Data for this exercise:
·····
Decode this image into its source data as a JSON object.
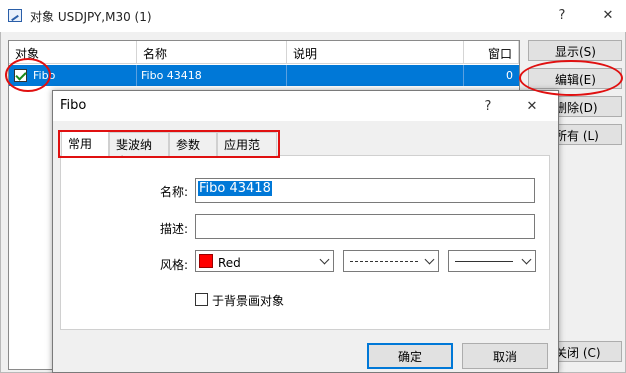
{
  "outer_window": {
    "title": "对象 USDJPY,M30 (1)",
    "help_label": "?",
    "close_label": "✕"
  },
  "table": {
    "columns": [
      "对象",
      "名称",
      "说明",
      "窗口"
    ],
    "rows": [
      {
        "object": "Fibo",
        "name": "Fibo 43418",
        "description": "",
        "window": "0",
        "checked": true
      }
    ]
  },
  "side_buttons": {
    "show": "显示(S)",
    "edit": "编辑(E)",
    "delete": "删除(D)",
    "all": "所有 (L)",
    "close": "关闭 (C)"
  },
  "dialog": {
    "title": "Fibo",
    "help_label": "?",
    "close_label": "✕",
    "tabs": [
      "常用",
      "斐波纳奇",
      "参数",
      "应用范围"
    ],
    "active_tab": "常用",
    "name_label": "名称:",
    "name_value": "Fibo 43418",
    "desc_label": "描述:",
    "desc_value": "",
    "style_label": "风格:",
    "color_value": "Red",
    "color_hex": "#ff0000",
    "background_label": "于背景画对象",
    "background_checked": false,
    "ok_label": "确定",
    "cancel_label": "取消"
  },
  "annotation_color": "#e01010"
}
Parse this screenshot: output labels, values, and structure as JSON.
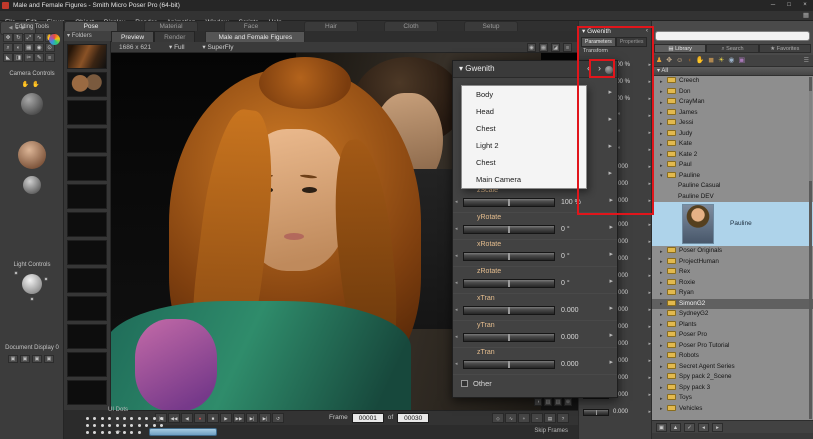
{
  "window": {
    "title": "Male and Female Figures - Smith Micro Poser Pro  (64-bit)"
  },
  "menu": {
    "items": [
      "File",
      "Edit",
      "Figure",
      "Object",
      "Display",
      "Render",
      "Animation",
      "Window",
      "Scripts",
      "Help"
    ]
  },
  "room_tabs": {
    "items": [
      "Pose",
      "Material",
      "Face",
      "Hair",
      "Cloth",
      "Setup"
    ],
    "active_index": 0
  },
  "left_panel": {
    "editing_tools_label": "Editing Tools",
    "camera_controls_label": "Camera Controls",
    "light_controls_label": "Light Controls",
    "document_display_label": "Document Display 0",
    "tool_icons": [
      "translate-tool",
      "rotate-tool",
      "scale-tool",
      "twist-tool",
      "grab-tool",
      "magnify-tool",
      "color-tool",
      "group-tool",
      "morph-tool",
      "chain-tool",
      "taper-tool",
      "view-tool",
      "cut-tool",
      "paint-tool",
      "menu-tool"
    ]
  },
  "folders_panel": {
    "title": "Folders",
    "thumbnail_count": 13
  },
  "viewport_bar": {
    "view_tabs": [
      "Preview",
      "Render"
    ],
    "active_view_tab": "Preview",
    "document_tab": "Male and Female Figures",
    "resolution": "1686 x 621",
    "size_mode": "Full",
    "renderer": "SuperFly"
  },
  "floating_panel": {
    "title": "Gwenith",
    "dropdown_items": [
      "Body",
      "Head",
      "Chest",
      "Light 2",
      "Chest",
      "Main Camera"
    ],
    "dials": [
      {
        "label": "zScale",
        "value": "100 %"
      },
      {
        "label": "yRotate",
        "value": "0 °"
      },
      {
        "label": "xRotate",
        "value": "0 °"
      },
      {
        "label": "zRotate",
        "value": "0 °"
      },
      {
        "label": "xTran",
        "value": "0.000"
      },
      {
        "label": "yTran",
        "value": "0.000"
      },
      {
        "label": "zTran",
        "value": "0.000"
      }
    ],
    "other_label": "Other"
  },
  "side_panel": {
    "title": "Gwenith",
    "tabs": [
      "Parameters",
      "Properties"
    ],
    "active_tab": "Parameters",
    "section_label": "Transform",
    "dial_values": [
      "100 %",
      "100 %",
      "100 %",
      "0 °",
      "0 °",
      "0 °",
      "0.000",
      "0.000",
      "0.000"
    ],
    "more_dial_values": [
      "0.000",
      "0.000",
      "0.000",
      "0.000",
      "0.000",
      "0.000",
      "0.000",
      "0.000",
      "0.000",
      "0.000",
      "0.000",
      "0.000"
    ]
  },
  "library": {
    "tabs": [
      "Library",
      "Search",
      "Favorites"
    ],
    "active_tab": "Library",
    "category_icons": [
      "figures",
      "poses",
      "expressions",
      "hair",
      "hands",
      "props",
      "lights",
      "cameras",
      "materials"
    ],
    "root_label": "All",
    "tree": [
      {
        "label": "Creech",
        "type": "folder"
      },
      {
        "label": "Don",
        "type": "folder"
      },
      {
        "label": "CrayMan",
        "type": "folder"
      },
      {
        "label": "James",
        "type": "folder"
      },
      {
        "label": "Jessi",
        "type": "folder"
      },
      {
        "label": "Judy",
        "type": "folder"
      },
      {
        "label": "Kate",
        "type": "folder"
      },
      {
        "label": "Kate 2",
        "type": "folder"
      },
      {
        "label": "Paul",
        "type": "folder"
      },
      {
        "label": "Pauline",
        "type": "folder-open"
      },
      {
        "label": "Pauline Casual",
        "type": "item"
      },
      {
        "label": "Pauline DEV",
        "type": "item"
      },
      {
        "label": "Pauline",
        "type": "thumbnail"
      },
      {
        "label": "Poser Originals",
        "type": "folder"
      },
      {
        "label": "ProjectHuman",
        "type": "folder"
      },
      {
        "label": "Rex",
        "type": "folder"
      },
      {
        "label": "Roxie",
        "type": "folder"
      },
      {
        "label": "Ryan",
        "type": "folder"
      },
      {
        "label": "SimonG2",
        "type": "folder",
        "selected": true
      },
      {
        "label": "SydneyG2",
        "type": "folder"
      },
      {
        "label": "Plants",
        "type": "folder"
      },
      {
        "label": "Poser Pro",
        "type": "folder"
      },
      {
        "label": "Poser Pro Tutorial",
        "type": "folder"
      },
      {
        "label": "Robots",
        "type": "folder"
      },
      {
        "label": "Secret Agent Series",
        "type": "folder"
      },
      {
        "label": "Spy pack 2_Scene",
        "type": "folder"
      },
      {
        "label": "Spy pack 3",
        "type": "folder"
      },
      {
        "label": "Toys",
        "type": "folder"
      },
      {
        "label": "Vehicles",
        "type": "folder"
      }
    ]
  },
  "playback": {
    "buttons": [
      "first-frame",
      "step-back-fast",
      "step-back",
      "record",
      "stop",
      "play",
      "step-forward",
      "step-forward-fast",
      "last-frame",
      "loop"
    ],
    "right_buttons": [
      "keyframe-edit",
      "graph",
      "add-key",
      "delete-key",
      "skip-settings",
      "help"
    ]
  },
  "timeline": {
    "frame_label": "Frame",
    "current_frame": "00001",
    "of_label": "of",
    "total_frames": "00030",
    "skip_frames_label": "Skip Frames",
    "ui_dots_label": "UI Dots"
  },
  "colors": {
    "annotation_red": "#e1151b",
    "selection_blue": "#aed3ea",
    "folder_yellow": "#e2b94e",
    "dial_label_tan": "#e5bd8e"
  }
}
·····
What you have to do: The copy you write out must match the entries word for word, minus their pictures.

Worked solution:
Decode this image into its source data as a JSON object.
{
  "outer_window": {
    "title": "对象 USDJPY,M30 (1)",
    "help_label": "?",
    "close_label": "✕"
  },
  "table": {
    "columns": [
      "对象",
      "名称",
      "说明",
      "窗口"
    ],
    "rows": [
      {
        "object": "Fibo",
        "name": "Fibo 43418",
        "description": "",
        "window": "0",
        "checked": true
      }
    ]
  },
  "side_buttons": {
    "show": "显示(S)",
    "edit": "编辑(E)",
    "delete": "删除(D)",
    "all": "所有 (L)",
    "close": "关闭 (C)"
  },
  "dialog": {
    "title": "Fibo",
    "help_label": "?",
    "close_label": "✕",
    "tabs": [
      "常用",
      "斐波纳奇",
      "参数",
      "应用范围"
    ],
    "active_tab": "常用",
    "name_label": "名称:",
    "name_value": "Fibo 43418",
    "desc_label": "描述:",
    "desc_value": "",
    "style_label": "风格:",
    "color_value": "Red",
    "color_hex": "#ff0000",
    "background_label": "于背景画对象",
    "background_checked": false,
    "ok_label": "确定",
    "cancel_label": "取消"
  },
  "annotation_color": "#e01010"
}
Parse this screenshot: output labels, values, and structure as JSON.
{
  "window": {
    "title": "Male and Female Figures - Smith Micro Poser Pro  (64-bit)"
  },
  "menu": {
    "items": [
      "File",
      "Edit",
      "Figure",
      "Object",
      "Display",
      "Render",
      "Animation",
      "Window",
      "Scripts",
      "Help"
    ]
  },
  "room_tabs": {
    "items": [
      "Pose",
      "Material",
      "Face",
      "Hair",
      "Cloth",
      "Setup"
    ],
    "active_index": 0
  },
  "left_panel": {
    "editing_tools_label": "Editing Tools",
    "camera_controls_label": "Camera Controls",
    "light_controls_label": "Light Controls",
    "document_display_label": "Document Display 0",
    "tool_icons": [
      "translate-tool",
      "rotate-tool",
      "scale-tool",
      "twist-tool",
      "grab-tool",
      "magnify-tool",
      "color-tool",
      "group-tool",
      "morph-tool",
      "chain-tool",
      "taper-tool",
      "view-tool",
      "cut-tool",
      "paint-tool",
      "menu-tool"
    ]
  },
  "folders_panel": {
    "title": "Folders",
    "thumbnail_count": 13
  },
  "viewport_bar": {
    "view_tabs": [
      "Preview",
      "Render"
    ],
    "active_view_tab": "Preview",
    "document_tab": "Male and Female Figures",
    "resolution": "1686 x 621",
    "size_mode": "Full",
    "renderer": "SuperFly"
  },
  "floating_panel": {
    "title": "Gwenith",
    "dropdown_items": [
      "Body",
      "Head",
      "Chest",
      "Light 2",
      "Chest",
      "Main Camera"
    ],
    "dials": [
      {
        "label": "zScale",
        "value": "100 %"
      },
      {
        "label": "yRotate",
        "value": "0 °"
      },
      {
        "label": "xRotate",
        "value": "0 °"
      },
      {
        "label": "zRotate",
        "value": "0 °"
      },
      {
        "label": "xTran",
        "value": "0.000"
      },
      {
        "label": "yTran",
        "value": "0.000"
      },
      {
        "label": "zTran",
        "value": "0.000"
      }
    ],
    "other_label": "Other"
  },
  "side_panel": {
    "title": "Gwenith",
    "tabs": [
      "Parameters",
      "Properties"
    ],
    "active_tab": "Parameters",
    "section_label": "Transform",
    "dial_values": [
      "100 %",
      "100 %",
      "100 %",
      "0 °",
      "0 °",
      "0 °",
      "0.000",
      "0.000",
      "0.000"
    ],
    "more_dial_values": [
      "0.000",
      "0.000",
      "0.000",
      "0.000",
      "0.000",
      "0.000",
      "0.000",
      "0.000",
      "0.000",
      "0.000",
      "0.000",
      "0.000"
    ]
  },
  "library": {
    "tabs": [
      "Library",
      "Search",
      "Favorites"
    ],
    "active_tab": "Library",
    "category_icons": [
      "figures",
      "poses",
      "expressions",
      "hair",
      "hands",
      "props",
      "lights",
      "cameras",
      "materials"
    ],
    "root_label": "All",
    "tree": [
      {
        "label": "Creech",
        "type": "folder"
      },
      {
        "label": "Don",
        "type": "folder"
      },
      {
        "label": "CrayMan",
        "type": "folder"
      },
      {
        "label": "James",
        "type": "folder"
      },
      {
        "label": "Jessi",
        "type": "folder"
      },
      {
        "label": "Judy",
        "type": "folder"
      },
      {
        "label": "Kate",
        "type": "folder"
      },
      {
        "label": "Kate 2",
        "type": "folder"
      },
      {
        "label": "Paul",
        "type": "folder"
      },
      {
        "label": "Pauline",
        "type": "folder-open"
      },
      {
        "label": "Pauline Casual",
        "type": "item"
      },
      {
        "label": "Pauline DEV",
        "type": "item"
      },
      {
        "label": "Pauline",
        "type": "thumbnail"
      },
      {
        "label": "Poser Originals",
        "type": "folder"
      },
      {
        "label": "ProjectHuman",
        "type": "folder"
      },
      {
        "label": "Rex",
        "type": "folder"
      },
      {
        "label": "Roxie",
        "type": "folder"
      },
      {
        "label": "Ryan",
        "type": "folder"
      },
      {
        "label": "SimonG2",
        "type": "folder",
        "selected": true
      },
      {
        "label": "SydneyG2",
        "type": "folder"
      },
      {
        "label": "Plants",
        "type": "folder"
      },
      {
        "label": "Poser Pro",
        "type": "folder"
      },
      {
        "label": "Poser Pro Tutorial",
        "type": "folder"
      },
      {
        "label": "Robots",
        "type": "folder"
      },
      {
        "label": "Secret Agent Series",
        "type": "folder"
      },
      {
        "label": "Spy pack 2_Scene",
        "type": "folder"
      },
      {
        "label": "Spy pack 3",
        "type": "folder"
      },
      {
        "label": "Toys",
        "type": "folder"
      },
      {
        "label": "Vehicles",
        "type": "folder"
      }
    ]
  },
  "playback": {
    "buttons": [
      "first-frame",
      "step-back-fast",
      "step-back",
      "record",
      "stop",
      "play",
      "step-forward",
      "step-forward-fast",
      "last-frame",
      "loop"
    ],
    "right_buttons": [
      "keyframe-edit",
      "graph",
      "add-key",
      "delete-key",
      "skip-settings",
      "help"
    ]
  },
  "timeline": {
    "frame_label": "Frame",
    "current_frame": "00001",
    "of_label": "of",
    "total_frames": "00030",
    "skip_frames_label": "Skip Frames",
    "ui_dots_label": "UI Dots"
  },
  "colors": {
    "annotation_red": "#e1151b",
    "selection_blue": "#aed3ea",
    "folder_yellow": "#e2b94e",
    "dial_label_tan": "#e5bd8e"
  }
}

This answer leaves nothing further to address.